Mentoring is a genuine commitment to helping the career development of a less experienced, less knowledgeable colleague. At its best, mentoring is a collaboration that is truly shared. Done well by both the mentor and mentee, the relationship may have an important impact and result in significantly enhancing the mentee’s contributions to the company.
There is no one set approach to mentoring. It can be an informal arrangement, though it works best when mentors feel a strong sense of responsibility and have an attitude of truly wanting to help further a colleague’s career. It is really an intentional, developmental relationship.
Yesterday, I had an insightful discussion with Lulu Gonella of LWG Consulting about mentoring and its potential power. Lulu is one of my heroes in our field. She believes mentoring works best when the relationship is “organic,” i.e., when two people naturally form an informal but intentional relationship. She also believes the mentor being a role model can further enhance the benefits for the mentee.
The tone of the relationship is very important. To quote the Center for Creative Leadership’s (CCL) guidebook about mentoring, “the capacity of the mentor to influence rests heavily on her or his ability to relate in a non-authoritative way,” while guiding the mentee’s learning and growth.
So, how to begin? It would be helpful to begin with an assessment of the mentee’s competencies and areas of potential growth. Again, to borrow from CCL, assessment areas include:
- Strengths, goals
- Blind spots, biases, vulnerabilities
- Self-awareness, self-image
- Receptivity to and use of feedback
- Readiness to be mentored
- Receptivity to you as a mentor
In my work with clients, I have found that mentoring works best when the person is ready, accepts that seeking continuous improvement is a strength, not a weakness, and has the motivation and drive to work toward specific goals.
If this works as you intend, and it certainly can if you commit to it and follow through, there should be personal satisfaction and fulfillment for you, as mentor, and for the mentee.

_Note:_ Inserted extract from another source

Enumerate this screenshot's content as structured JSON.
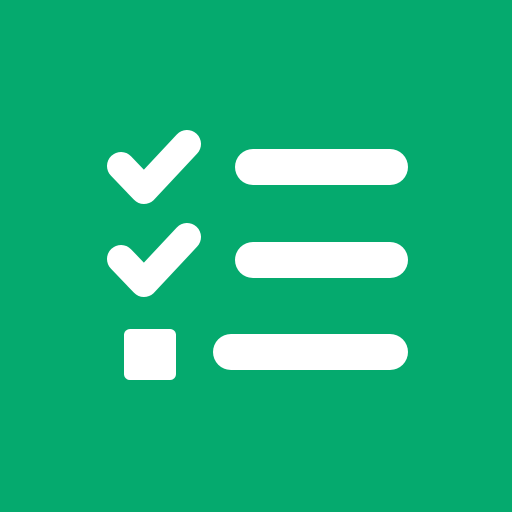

By bringing out the best in your colleague, that person will have a greater ability to be an effective teammate and contribute positively to the company culture. He or she will perform on a higher level, serving clients with more energy and enthusiasm, and helping the company succeed.
Here are some specific guidelines for mentoring:
- Set expectations and goals together.
- Be open and honest with each other about progress, and how the relationship is working.
- Recognize that there must be compatibility, respect, trust and available time.
- Trust can be enhanced if both you and your mentee are comfortable allowing yourselves to be vulnerable with one another.
- As a mentor, recognize the need to be both challenging and encouraging.
Here’s is a link to a worthwhile quick read by Dana Theus, another very capable leadership and management consultant and founder of InPower Women.
It is certainly true that everybody is already very busy, and taking on a mentoring relationship is an added and important responsibility. Yet, I feel confident that you will discover a deep sense of satisfaction in helping a colleague develop. You will likely further enhance your own feedback and relationships skills, and certainly continue your own learning and growth.